**What you have to do:** State the number of lines in these records holding "Пользователи". Say nothing more.
** Opening Stored data block **
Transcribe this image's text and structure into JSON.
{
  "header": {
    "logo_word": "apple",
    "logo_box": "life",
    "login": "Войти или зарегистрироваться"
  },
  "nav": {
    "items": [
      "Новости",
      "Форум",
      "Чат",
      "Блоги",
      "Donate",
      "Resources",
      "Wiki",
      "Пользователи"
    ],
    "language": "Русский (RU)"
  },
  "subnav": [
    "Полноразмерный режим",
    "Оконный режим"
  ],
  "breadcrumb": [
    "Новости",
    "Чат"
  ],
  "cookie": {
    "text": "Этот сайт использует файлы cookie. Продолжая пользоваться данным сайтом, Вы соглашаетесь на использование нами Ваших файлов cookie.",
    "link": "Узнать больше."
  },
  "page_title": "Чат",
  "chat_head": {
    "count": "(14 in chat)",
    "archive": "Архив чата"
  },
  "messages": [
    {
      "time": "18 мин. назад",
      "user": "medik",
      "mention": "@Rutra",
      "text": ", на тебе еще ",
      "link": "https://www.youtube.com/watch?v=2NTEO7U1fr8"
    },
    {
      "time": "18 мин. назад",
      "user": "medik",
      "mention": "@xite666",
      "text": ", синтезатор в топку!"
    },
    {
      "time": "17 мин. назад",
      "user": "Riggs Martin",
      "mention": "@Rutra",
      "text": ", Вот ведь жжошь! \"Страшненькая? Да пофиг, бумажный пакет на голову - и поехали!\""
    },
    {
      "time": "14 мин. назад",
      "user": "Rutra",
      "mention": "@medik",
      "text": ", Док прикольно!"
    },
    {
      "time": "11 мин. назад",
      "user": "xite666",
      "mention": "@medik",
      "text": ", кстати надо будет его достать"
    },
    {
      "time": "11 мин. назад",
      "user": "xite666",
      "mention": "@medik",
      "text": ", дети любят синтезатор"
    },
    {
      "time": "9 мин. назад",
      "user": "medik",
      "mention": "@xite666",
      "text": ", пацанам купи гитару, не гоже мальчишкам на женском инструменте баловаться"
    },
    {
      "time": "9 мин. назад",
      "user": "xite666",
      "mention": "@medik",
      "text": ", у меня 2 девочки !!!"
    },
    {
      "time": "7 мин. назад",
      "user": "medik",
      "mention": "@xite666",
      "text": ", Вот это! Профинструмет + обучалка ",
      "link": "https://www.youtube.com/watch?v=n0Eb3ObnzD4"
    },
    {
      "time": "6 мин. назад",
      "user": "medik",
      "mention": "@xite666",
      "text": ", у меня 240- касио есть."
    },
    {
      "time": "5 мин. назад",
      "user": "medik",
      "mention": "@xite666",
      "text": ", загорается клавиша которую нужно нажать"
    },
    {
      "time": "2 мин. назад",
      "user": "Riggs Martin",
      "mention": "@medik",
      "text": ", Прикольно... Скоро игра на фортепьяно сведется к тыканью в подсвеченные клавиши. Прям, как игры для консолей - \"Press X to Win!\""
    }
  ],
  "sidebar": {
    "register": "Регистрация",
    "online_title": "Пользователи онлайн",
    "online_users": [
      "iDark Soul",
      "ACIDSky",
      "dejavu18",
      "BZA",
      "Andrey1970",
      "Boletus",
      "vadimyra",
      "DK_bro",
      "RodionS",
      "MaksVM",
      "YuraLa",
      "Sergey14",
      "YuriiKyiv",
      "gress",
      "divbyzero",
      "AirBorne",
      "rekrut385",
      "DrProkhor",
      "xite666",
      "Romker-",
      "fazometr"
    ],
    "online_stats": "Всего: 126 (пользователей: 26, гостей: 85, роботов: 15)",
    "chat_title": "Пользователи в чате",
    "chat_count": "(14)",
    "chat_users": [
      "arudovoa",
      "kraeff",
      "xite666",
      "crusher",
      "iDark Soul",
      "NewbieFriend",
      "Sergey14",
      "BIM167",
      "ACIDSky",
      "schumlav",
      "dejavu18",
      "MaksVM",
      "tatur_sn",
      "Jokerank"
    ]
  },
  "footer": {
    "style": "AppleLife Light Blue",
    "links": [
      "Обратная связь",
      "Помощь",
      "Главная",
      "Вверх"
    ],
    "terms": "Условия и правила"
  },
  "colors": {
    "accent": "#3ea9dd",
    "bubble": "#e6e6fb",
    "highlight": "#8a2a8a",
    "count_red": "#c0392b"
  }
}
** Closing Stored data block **
**Your solution:** 3